It’s hard to know what’s the bigger attraction for visitors to Sydney’s famous zoo: the collection of 4,000 animals to see, or the million-dollar views of Sydney Harbour and the city skyline. Catch the ferry from Circular Quay to Taronga Zoo to stroll around the lush waterfront grounds, including the newly opened jungle-themed ‘Tiger Trek’ where you can get up close and personal with the critically endangered Sumatran Tiger.
Bradleys Head Rd, Mosman NSW, +61 2 9969 2777
It’s illegal to actually hold koalas in Australia except in the states of Queensland, South Australia and Western Australia, so this Brisbane sanctuary is a super popular destination for those wanting to cuddle a koala. Lone Pine opened as a refuge for injured koalas in 1927 and now 130 of the furry little fellas reside here, as well as a catalogue of other Australian species including kangaroos, wallabies, platypuses, Tasmanian devils, dingos, echidnas and crocodiles.
708 Jesmond Rd, Fig Tree Pocket QLD, +61 7 3378 1366
The star of this nature reserve 90 minutes from Melbourne is the Penguin Parade, a viewing area at Summerland Beach that provides an intimate perspective of the Little Penguins as they waddle across the sand at sunset to return to their burrows after a day’s fishing at sea. Phillip Island Nature Park also includes an Antarctic museum and jet boat tours to Australia’s largest fur seal colony.
1019 Ventnor Rd, Summerlands VIC, +61 3 5951 2800

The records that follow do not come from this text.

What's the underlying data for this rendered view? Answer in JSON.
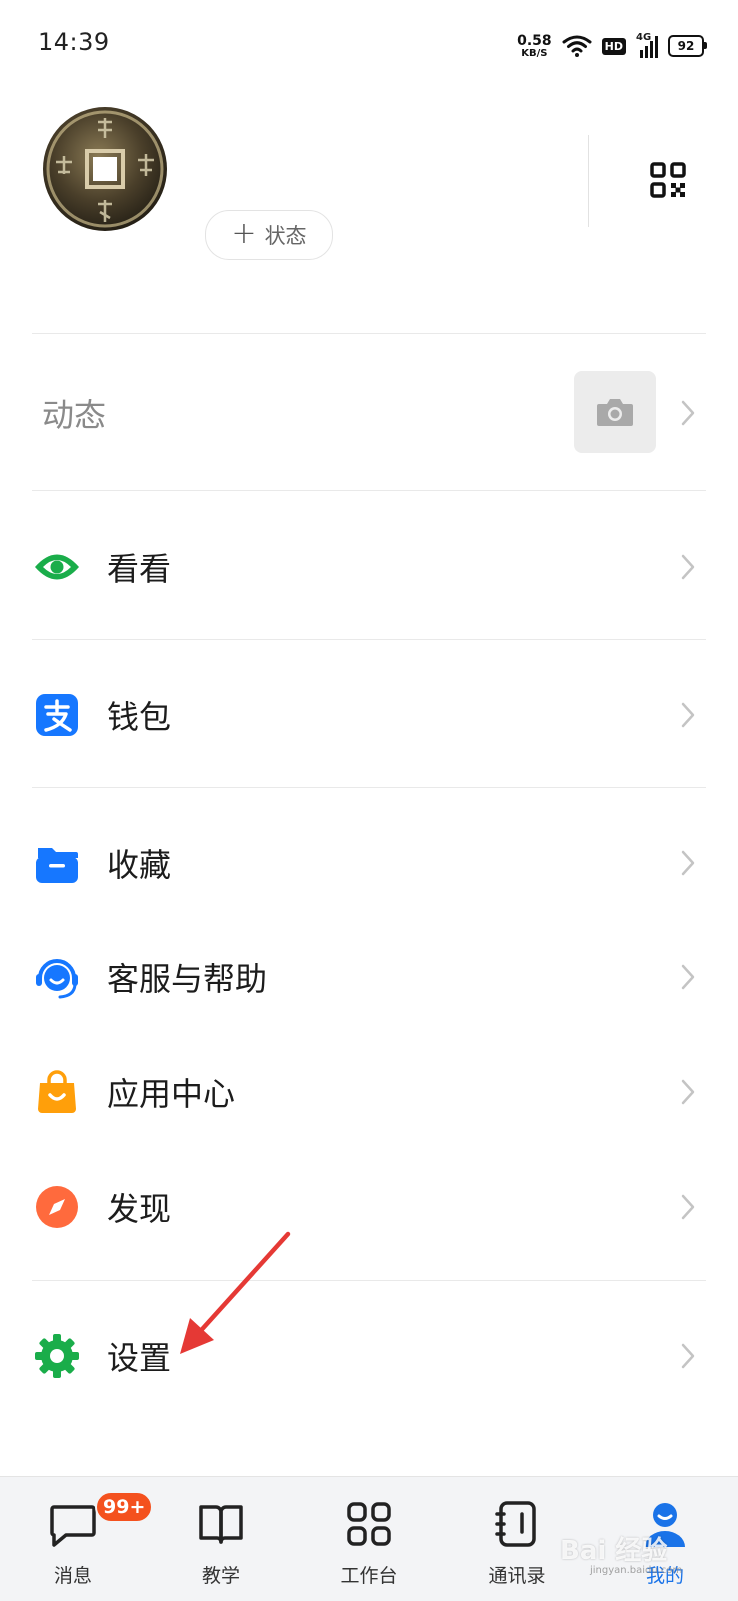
{
  "status_bar": {
    "time": "14:39",
    "net_speed_value": "0.58",
    "net_speed_unit": "KB/S",
    "hd_label": "HD",
    "network_label": "4G",
    "battery": "92"
  },
  "profile": {
    "status_button_label": "状态"
  },
  "moments": {
    "label": "动态"
  },
  "menu": [
    {
      "label": "看看",
      "icon": "eye-icon",
      "color": "#1aad4a"
    },
    {
      "label": "钱包",
      "icon": "alipay-wallet-icon",
      "color": "#1677ff"
    },
    {
      "label": "收藏",
      "icon": "folder-icon",
      "color": "#1677ff"
    },
    {
      "label": "客服与帮助",
      "icon": "headset-icon",
      "color": "#1677ff"
    },
    {
      "label": "应用中心",
      "icon": "shopping-bag-icon",
      "color": "#ff9f0a"
    },
    {
      "label": "发现",
      "icon": "compass-icon",
      "color": "#ff6a3d"
    },
    {
      "label": "设置",
      "icon": "gear-icon",
      "color": "#1aad4a"
    }
  ],
  "bottom_nav": [
    {
      "label": "消息",
      "icon": "chat-icon",
      "badge": "99+"
    },
    {
      "label": "教学",
      "icon": "book-icon"
    },
    {
      "label": "工作台",
      "icon": "workbench-grid-icon"
    },
    {
      "label": "通讯录",
      "icon": "contacts-book-icon"
    },
    {
      "label": "我的",
      "icon": "profile-person-icon",
      "active": true
    }
  ],
  "watermark": {
    "brand": "Bai 经验",
    "url": "jingyan.baidu.com"
  },
  "colors": {
    "accent": "#1a73e8",
    "annotation_arrow": "#e53935",
    "badge": "#f4511e"
  }
}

The idea of this revolutionary ‘unzoo’ is to be a zoo without cages, in a bid to save the endangered Tassie devil from extinction. The Unzoo contains four unfenced devil habitats that educate visitors about this rare marsupial, as well as paddocks for kangaroos, wallabies, native hens, bandicoots, possums and 100 bird species to roam free.
5990 Arthur Hwy, Taranna TAS, +61 1800 641 641